What are you replaying in your mind? Is it the moments of negativity that dominate your thought life? Or will you balance them out with things that are noble, that are right, that are lovely, that are pure, that are commendable and excellent?
Garments of praise for a spirit of heaviness
There’s nothing that restores joy faster or more effectively than a spirit of gratitude. For all the things we may have lost in our lives, and there may be many, we still have so many amazing gifts in our lives. The breath in our lungs today. That friend who made us laugh when we caught up. The way our children smiled at us this morning. The people who we’ve been able to encourage and help. The love of God towards us that has never left us, even in our time of deepest sorrow. The calling on our lives that still remains even though we feel like we’ve disqualified ourselves so profoundly. The people in our lives who do love us. The friends who listen. The wife or husband who stays constant.
Man, you can’t read some of those without noticing your feelings change, can you? The grateful heart isn’t naive to what you’ve lost, but it isn’t ignorant of what you’ve been given.
Remember how loved and blessed you really are. When you’ve lost your joy, perhaps it’s in your place of gratitude and praise that you’ll find the mourning turned into dancing, the weeping in the night replaced by the joy that comes in the morning.
All of us go through times in our lives where joy doesn’t seem as readily available to us, but hopefully in this one there’s been a thought that’s been helpful to you. These are some things that have helped me go through some very dark seasons in my life and come out with my joy intact. I pray that you remember who you are and get your wonderful smile back.

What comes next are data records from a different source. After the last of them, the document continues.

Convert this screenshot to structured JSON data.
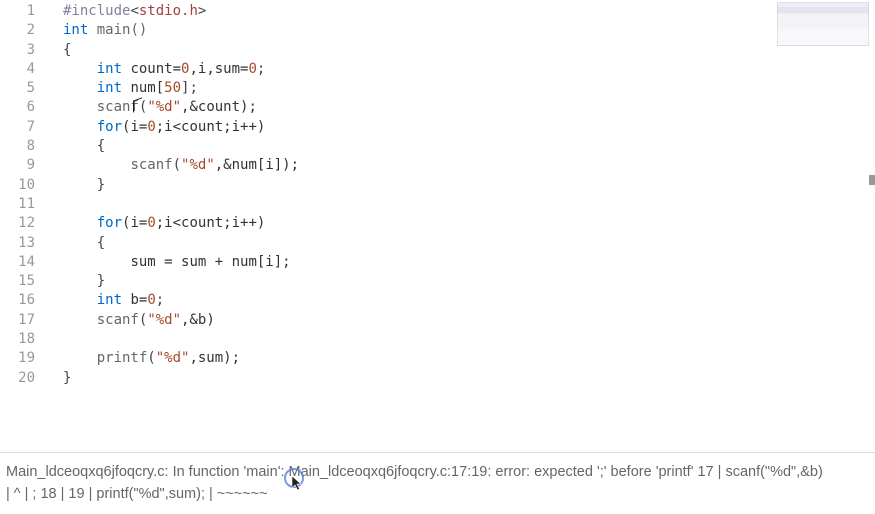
{
  "lines": {
    "count": 20
  },
  "code": {
    "l1_include": "#include",
    "l1_lt": "<",
    "l1_hdr": "stdio.h",
    "l1_gt": ">",
    "l2_int": "int",
    "l2_main": " main()",
    "l3": "{",
    "l4_int": "int",
    "l4_rest": " count=",
    "l4_zero": "0",
    "l4_rest2": ",i,sum=",
    "l4_zero2": "0",
    "l4_semi": ";",
    "l5_int": "int",
    "l5_rest": " num[",
    "l5_50": "50",
    "l5_rest2": "];",
    "l6_scanf": "scanf",
    "l6_open": "(",
    "l6_fmt": "\"%d\"",
    "l6_rest": ",&count);",
    "l7_for": "for",
    "l7_rest": "(i=",
    "l7_zero": "0",
    "l7_rest2": ";i<count;i++)",
    "l8": "{",
    "l9_scanf": "scanf",
    "l9_open": "(",
    "l9_fmt": "\"%d\"",
    "l9_rest": ",&num[i]);",
    "l10": "}",
    "l11": "",
    "l12_for": "for",
    "l12_rest": "(i=",
    "l12_zero": "0",
    "l12_rest2": ";i<count;i++)",
    "l13": "{",
    "l14": "sum = sum + num[i];",
    "l15": "}",
    "l16_int": "int",
    "l16_rest": " b=",
    "l16_zero": "0",
    "l16_semi": ";",
    "l17_scanf": "scanf",
    "l17_open": "(",
    "l17_fmt": "\"%d\"",
    "l17_rest": ",&b)",
    "l18": "",
    "l19_printf": "printf",
    "l19_open": "(",
    "l19_fmt": "\"%d\"",
    "l19_rest": ",sum);",
    "l20": "}"
  },
  "console": {
    "line1": "Main_ldceoqxq6jfoqcry.c: In function 'main': Main_ldceoqxq6jfoqcry.c:17:19: error: expected ';' before 'printf' 17 | scanf(\"%d\",&b)",
    "line2": "| ^ | ; 18 | 19 | printf(\"%d\",sum); | ~~~~~~"
  }
}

What are some ways you’ve found helpful to restore your joy? What are some things you’ve seen help others? Don’t be shy – what you share may be someone else’s freedom.
As always, thanks for your readership and support. Drop me a line on Facebook if you haven’t already! Love getting to know my readers out there.